Yellen Urges Congress to Increase Spending Limit, Warns of Dire Consequences

• Janet Yellen, the U.S. Secretary of the Treasury, sent a letter to Congress on Friday urging an increase in the spending limit.
• She warned that failure to meet the government’s obligations would cause irreparable harm to the U.S. economy, the livelihoods of all Americans, and global financial stability.
• Secretary Yellen suggested leveraging a process known as „extraordinary measures“ to buy Congress more time before the nation’s borrowing authority is depleted.

On Friday, January 13, 2023, the United States Treasury published a letter written by Janet Yellen, the 78th U.S. Secretary of the Treasury, to the House of Representatives and the newly appointed 55th Speaker, Kevin McCarthy (R-CA). In the letter, Yellen warned of an impending debt limit, which is set to be reached on January 19, 2023, and urged Congress to act swiftly to increase the nation’s borrowing authority of $31.4 trillion in order to avoid defaulting on the US obligations.

Secretary Yellen stated that failure to meet the government’s obligations would cause irreparable harm to the US economy, the livelihoods of all Americans, and global financial stability.
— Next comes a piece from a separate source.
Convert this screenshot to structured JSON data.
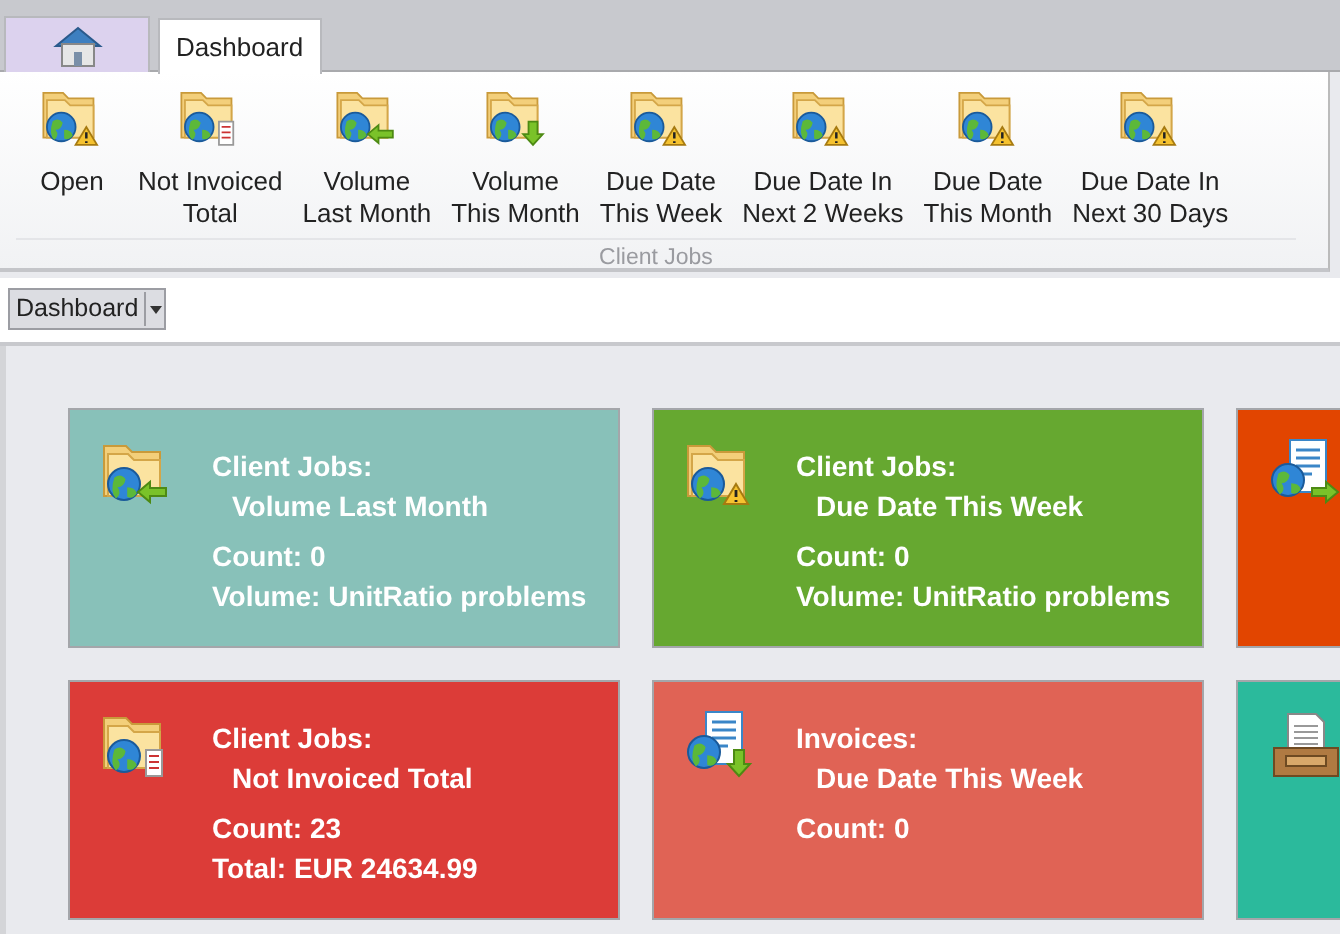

She suggested leveraging a process known as “extraordinary measures” to buy Congress more time before the nation’s borrowing authority is depleted. The same letter was sent to House Democratic leader Hakeem Jeffries, Senate majority leader Charles Schumer, Senate Republican leader Mitch McConnell, chairman of the House Committee on Ways and Means Jason Smith, ranking member of the House Committee on Ways and Means Richard E. Neal, chairman of the Senate Committee on Finance Ron Wyden, and ranking member of the Senate Committee on Finance Mike Crapo.

The Treasury Secretary’s plea to Congress to take swift action comes at a time when the US government is facing the largest budget deficit in its history, projected to reach $3.3 trillion in 2020. The COVID-19 pandemic and the resulting economic recession have further contributed to the deficit, as the government has spent billions of dollars on stimulus packages to help individuals, businesses, and state and local governments.

Increasing the spending limit is likely to be a contentious debate in Congress in the coming weeks. Lawmakers will have to decide whether the increase should be accompanied by spending cuts, revenue increases, or some combination of both. It is also possible that Congress could resort to extraordinary measures in order to buy more time to avoid defaulting on US obligations.

It is clear that Yellen’s letter will put pressure on Congress to take action soon in order to prevent further economic harm. The Secretary of the Treasury has made her stance clear–failure to act swiftly could result in dire consequences for the US economy and the livelihoods of all Americans.